While the spectacle of the world's most expensive Olympics, with its inflatable St. Basil's, technical glitches, unceremonial slip-ups and surreptitious signs of protest, had a global audience captivated, all eyes were on the torch bearers, in particular, gymnast Alina Kabayeva, who also happens to be President Vladimir Putin's girlfriend.
Putin had earlier refuted suggestions that Kabayeva would be afforded the special privilege of wielding the Olympic torch at the opening ceremony.
"I'm aware of this [speculation that Kabayeva will light the flame]," he said. "I was told of this by [Kremlin spokesman] Dmitry Peskov. These are the usual red herrings. We have many outstanding sportspeople who are significant and known in the whole world and I am not going to interfere in this process," he insisted.
Nevertheless, on the momentous day of the Sochi Winter Olympics opening ceremony, when the whole world was watching, Kabayeva did in fact take centre stage, as she held the Olympic torch aloft under the critical gaze of the Russian people.
Other ambassadors of sport afforded the honour were Russian Olympic pole vault champion Yelena Isinbayeva, who passed the Olympic flame to Olympic champion wrestler Aleksandr Karelin, and next to tennis player Maria Sharapova during the spectacular ceremony.
While notions of special privileges being afforded the gymnast because of her relationship with the President abound, truth is, she is as worthy a candidate for the role as any of the other torch bearers.
The 30-year-old is one of the most decorated competitors in the world.

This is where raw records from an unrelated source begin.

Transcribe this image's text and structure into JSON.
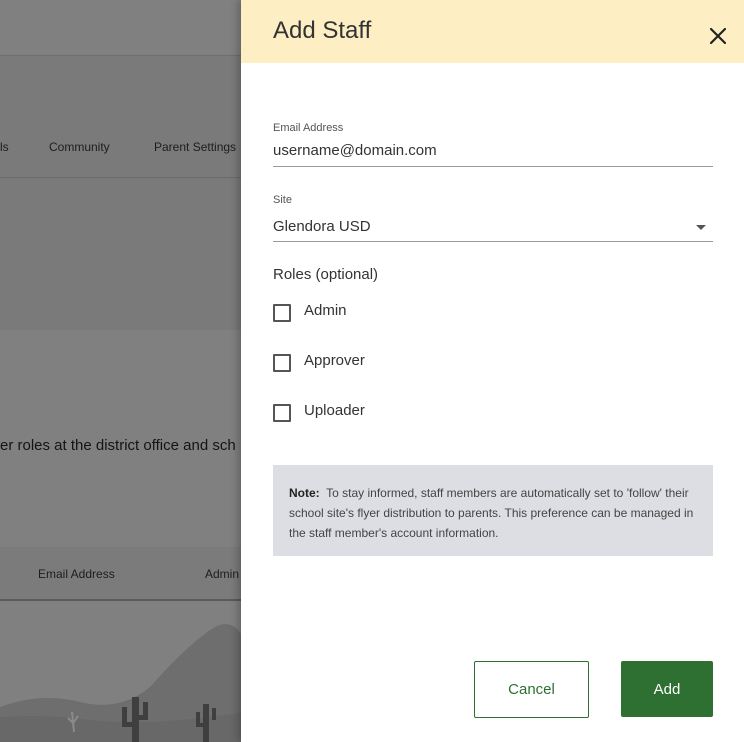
{
  "background": {
    "tabs": [
      "ls",
      "Community",
      "Parent Settings"
    ],
    "description": "er roles at the district office and sch",
    "table_headers": [
      "Email Address",
      "Admin"
    ]
  },
  "drawer": {
    "title": "Add Staff",
    "close_icon": "close-icon",
    "email": {
      "label": "Email Address",
      "value": "username@domain.com"
    },
    "site": {
      "label": "Site",
      "value": "Glendora USD"
    },
    "roles": {
      "label": "Roles (optional)",
      "options": [
        {
          "label": "Admin",
          "checked": false
        },
        {
          "label": "Approver",
          "checked": false
        },
        {
          "label": "Uploader",
          "checked": false
        }
      ]
    },
    "note": {
      "prefix": "Note:",
      "text": "To stay informed, staff members are automatically set to 'follow' their school site's flyer distribution to parents. This preference can be managed in the staff member's account information."
    },
    "cancel_label": "Cancel",
    "add_label": "Add"
  },
  "colors": {
    "header": "#fdeec4",
    "primary": "#2e7032",
    "note_bg": "#dcdee3",
    "overlay": "#808080"
  }
}
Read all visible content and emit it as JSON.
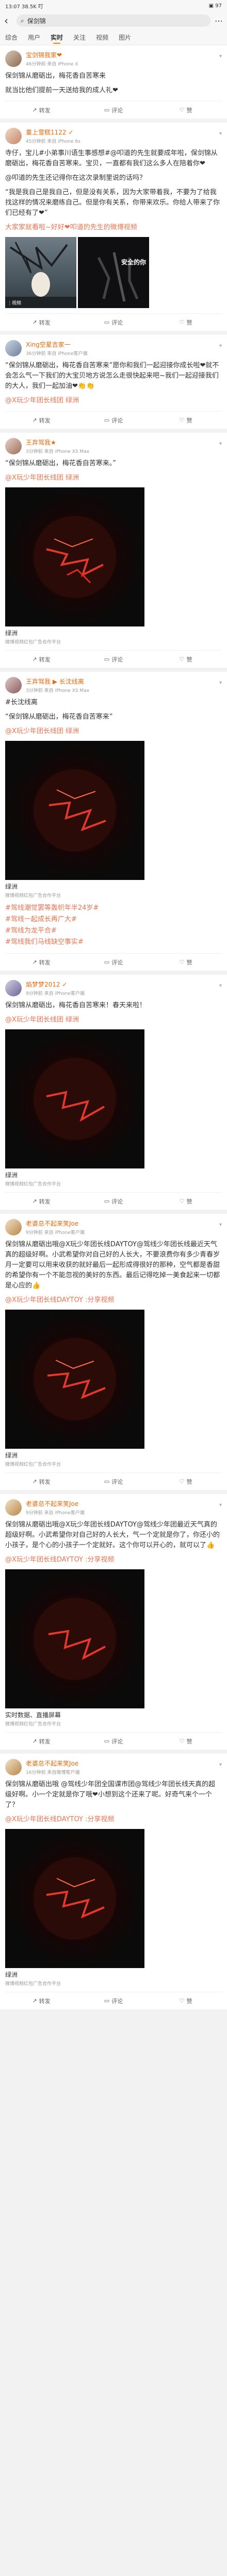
{
  "status": {
    "time": "13:07",
    "left": "13:07 38.5K 叮",
    "right": "▣ 97"
  },
  "search": {
    "query": "保剑锦"
  },
  "tabs": [
    "综合",
    "用户",
    "实时",
    "关注",
    "视频",
    "图片"
  ],
  "posts": [
    {
      "name": "宝剑锦我家❤",
      "meta": "46分钟前 来自 iPhone X",
      "lines": [
        "保剑锦从磨砺出，梅花香自苦寒来",
        "",
        "就当比他们提前一天送给我的成人礼❤"
      ],
      "actions": {
        "share": "转发",
        "comment": "评论",
        "like": "赞"
      }
    },
    {
      "name": "重上雪糕1122 ✓",
      "meta": "45分钟前 来自 iPhone 6s",
      "lines": [
        "寺仔，宝儿#小弟事川语生事感想#@叩道的先生就要成年啦，保剑锦从磨砺出，梅花香自苦寒来。宝贝，一直都有我们这么多人在陪着你❤",
        "",
        "@叩道的先生还记得你在这次录制里说的话吗？",
        "“我是我自己是我自己，但是没有关系，因为大家带着我，不要为了给我找这样的情况来磨练自己。但是你有关系，你带来欢乐。你给人带来了你们已经有了❤”",
        "大家家就看啦~好好❤叩道的先生的微博视频"
      ],
      "pic_labels": [
        "⋮视频",
        "安全的你"
      ],
      "actions": {
        "share": "转发",
        "comment": "评论",
        "like": "赞"
      }
    },
    {
      "name": "Xing空星吉家一",
      "meta": "36分钟前 来自 iPhone客户端",
      "lines": [
        "“保剑锦从磨砺出，梅花香自苦寒来”愿你和我们一起迎接你成长啦❤就不会怎么气一下我们的大宝贝地方说怎么走很快起来吧~我们一起迎接我们的大人，我们一起加油❤👏👏",
        "@X玩少年团长线团 绿洲"
      ],
      "actions": {
        "share": "转发",
        "comment": "评论",
        "like": "赞"
      }
    },
    {
      "name": "王弃驾我★",
      "meta": "3分钟前 来自 iPhone XS Max",
      "lines": [
        "“保剑锦从磨砺出，梅花香自苦寒来。”",
        "@X玩少年团长线团 绿洲"
      ],
      "video_name": "绿洲",
      "video_src": "微博视频红包广告合作平台",
      "actions": {
        "share": "转发",
        "comment": "评论",
        "like": "赞"
      }
    },
    {
      "name": "王弃驾我 ▶ 长沈线离",
      "meta": "3分钟前 来自 iPhone XS Max",
      "lines": [
        "#长沈线离",
        "“保剑锦从磨砺出，梅花香自苦寒来”",
        "@X玩少年团长线团 绿洲"
      ],
      "video_name": "绿洲",
      "video_src": "微博视频红包广告合作平台",
      "tags": [
        "#驾线潮觉罢等轰帜年半24岁#",
        "#驾线一起成长再广大#",
        "#驾线为龙平合#",
        "#驾线我们马线缺空事实#"
      ],
      "actions": {
        "share": "转发",
        "comment": "评论",
        "like": "赞"
      }
    },
    {
      "name": "焰梦梦2012 ✓",
      "meta": "9分钟前 来自 iPhone客户端",
      "lines": [
        "保剑锦从磨砺出，梅花香自苦寒来！春天来啦！",
        "@X玩少年团长线团 绿洲"
      ],
      "video_name": "绿洲",
      "video_src": "微博视频红包广告合作平台",
      "actions": {
        "share": "转发",
        "comment": "评论",
        "like": "赞"
      }
    },
    {
      "name": "老婆总不起来笑Joe",
      "meta": "9分钟前 来自 iPhone客户端",
      "lines": [
        "保剑锦从磨砺出哦@X玩少年团长线DAYTOY@驾线少年团长线最近天气真的超级好啊。小武希望你对自己好的人长大，不要浪费你有多少青春岁月一定要可以用来收获的就好最后一起形成得很好的那种，空气都是香甜的希望你有一个不能忽视的美好的东西。最后记得吃掉一美食起来一切都是心应的👍",
        "@X玩少年团长线DAYTOY :分享视频"
      ],
      "video_name": "绿洲",
      "video_src": "微博视频红包广告合作平台",
      "actions": {
        "share": "转发",
        "comment": "评论",
        "like": "赞"
      }
    },
    {
      "name": "老婆总不起来笑Joe",
      "meta": "9分钟前 来自 iPhone客户端",
      "lines": [
        "保剑锦从磨砺出哦@X玩少年团长线DAYTOY@驾线少年团最近天气真的超级好啊。小武希望你对自己好的人长大，气一个定就是你了，你还小的小孩子，是个心的小孩子一个定就好。这个你可以开心的，就可以了👍",
        "@X玩少年团长线DAYTOY :分享视频"
      ],
      "video_name": "实时数据、直播屏幕",
      "video_src": "微博视频红包广告合作平台",
      "actions": {
        "share": "转发",
        "comment": "评论",
        "like": "赞"
      }
    },
    {
      "name": "老婆总不起来笑Joe",
      "meta": "16分钟前 来自微博客户端",
      "lines": [
        "保剑锦从磨砺出哦 @驾线少年团全国课市团@驾线少年团长线天真的超级好啊。小一个定就是你了哦❤小想到这个还来了呢。好奇气来个一个了？",
        "@X玩少年团长线DAYTOY :分享视频"
      ],
      "video_name": "绿洲",
      "video_src": "微博视频红包广告合作平台",
      "actions": {
        "share": "转发",
        "comment": "评论",
        "like": "赞"
      }
    }
  ]
}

She won the gold medal in the all-around at the Athens Olympics in 2004, when she was 21. She officially retired in 2007 after the Russian team won gold at the World Championships one last time.

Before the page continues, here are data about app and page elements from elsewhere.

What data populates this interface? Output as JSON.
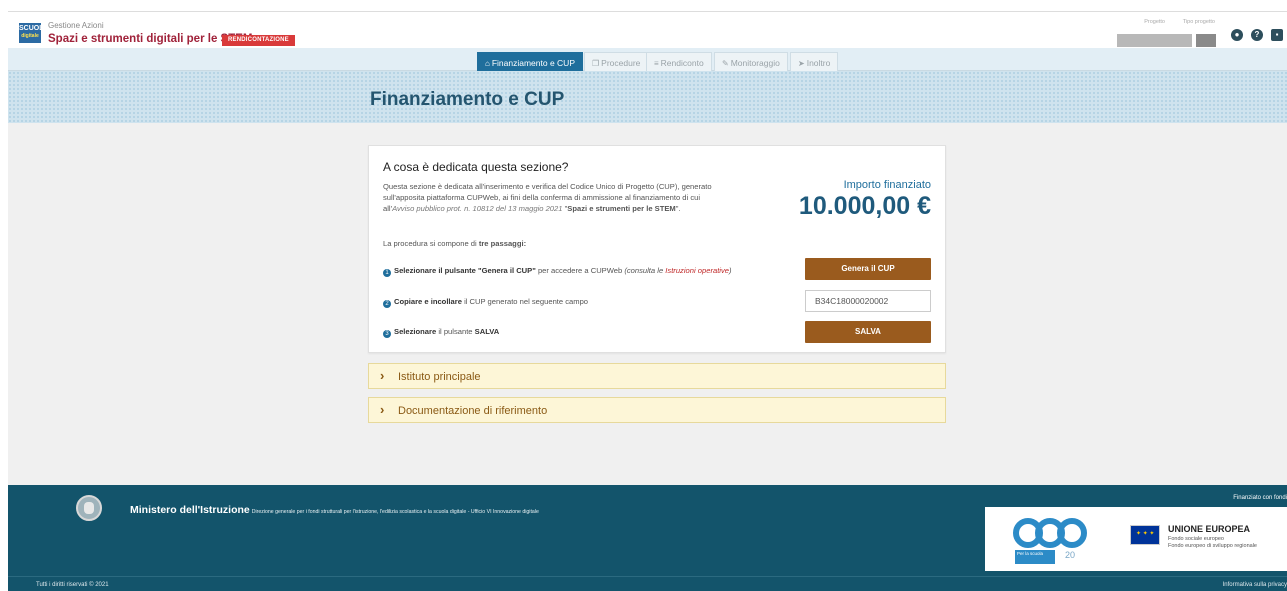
{
  "header": {
    "logo_line1": "SCUOLA",
    "logo_line2": "digitale",
    "subtitle": "Gestione Azioni",
    "title": "Spazi e strumenti digitali per le STEM",
    "badge": "RENDICONTAZIONE",
    "project_label": "Progetto",
    "type_label": "Tipo progetto",
    "icons": [
      "user-icon",
      "help-icon",
      "notification-icon"
    ]
  },
  "nav": {
    "tabs": [
      {
        "label": "Finanziamento e CUP",
        "icon": "home-icon",
        "active": true
      },
      {
        "label": "Procedure",
        "icon": "copy-icon",
        "active": false
      },
      {
        "label": "Rendiconto",
        "icon": "list-icon",
        "active": false
      },
      {
        "label": "Monitoraggio",
        "icon": "edit-icon",
        "active": false
      },
      {
        "label": "Inoltro",
        "icon": "send-icon",
        "active": false
      }
    ]
  },
  "banner": {
    "title": "Finanziamento e CUP"
  },
  "section": {
    "heading": "A cosa è dedicata questa sezione?",
    "desc_1": "Questa sezione è dedicata all'inserimento e verifica del Codice Unico di Progetto (CUP), generato sull'apposita piattaforma CUPWeb, ai fini della conferma di ammissione al finanziamento di cui all'",
    "desc_italic": "Avviso pubblico prot. n. 10812 del 13 maggio 2021",
    "desc_2": " \"",
    "desc_bold": "Spazi e strumenti per le STEM",
    "desc_3": "\".",
    "steps_intro_1": "La procedura si compone di ",
    "steps_intro_bold": "tre passaggi:",
    "step1_num": "1",
    "step1_bold": "Selezionare il pulsante \"Genera il CUP\"",
    "step1_text": " per accedere a CUPWeb ",
    "step1_italic": "(consulta le ",
    "step1_link": "Istruzioni operative",
    "step1_end": ")",
    "step2_num": "2",
    "step2_bold": "Copiare e incollare",
    "step2_text": " il CUP generato nel seguente campo",
    "step3_num": "3",
    "step3_bold": "Selezionare",
    "step3_text": " il pulsante ",
    "step3_bold2": "SALVA",
    "amount_label": "Importo finanziato",
    "amount": "10.000,00 €",
    "generate_button": "Genera il CUP",
    "cup_value": "B34C18000020002",
    "save_button": "SALVA"
  },
  "accordion": [
    {
      "label": "Istituto principale"
    },
    {
      "label": "Documentazione di riferimento"
    }
  ],
  "footer": {
    "ministry": "Ministero dell'Istruzione",
    "ministry_sub": "Direzione generale per i fondi strutturali per l'istruzione, l'edilizia scolastica e la scuola digitale - Ufficio VI Innovazione digitale",
    "funded": "Finanziato con fondi",
    "pon_caption": "Per la scuola",
    "pon_years": "20",
    "eu_title": "UNIONE EUROPEA",
    "eu_line1": "Fondo sociale europeo",
    "eu_line2": "Fondo europeo di sviluppo regionale",
    "rights": "Tutti i diritti riservati © 2021",
    "privacy": "Informativa sulla privacy"
  }
}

She is acclaimed for her extreme flexibility and even has a move named after her: The Kabayeva, "where you rest your chest on the floor and bring your legs all the way up."
But perhaps what irks the Russians about Kabayeva is the illicit nature of her relationship with the President, which remains shrouded in secrecy.
Putin announced his divorce from his wife Lyudmila after 29 years of marriage, as recently as 2013, though newspaper reports suggesting he was intending to dissolve his marriage and wed new love Kabayeva instead, first surfaced in 2008.
It's alleged that Putin had put his rarely seen wife in a mental institute in 2011, in order to pursue his relationship with the gymnast. Kabayeva has since been made a representative of the State Duma, and the couple are rumoured to have even married in 2013, though the President's nuptials have never formally been confirmed.
A tweet from a former local official from the Caucasus last week appeared to verify the reports.
"I am told that Putin and Kabayeva married today in the Iversky Monastery. All of Lake Valdai cordoned off."
However, spokesperson for the Kremlin, Dmitry Peskov was at pains to suggest it was just another case of the rumour mill at work.
"It is useless to call the rumours nonsense," Peskov said. "They did this a hundred times already. Rumours live, what can we do with them? But they have nothing to do with reality."
For the proud Russian people, the ignominy of the President flaunting his consort on a global platform, is almost as embarrassing as his recent barechested show of machismo against the backdrop of the Siberian mountains.
As Komsomolskaya Pravda urges the Russians to "Be Like Putin," the rest of the world looks on in ever greater bewilderment at the daily soap opera that is the Russian President's life.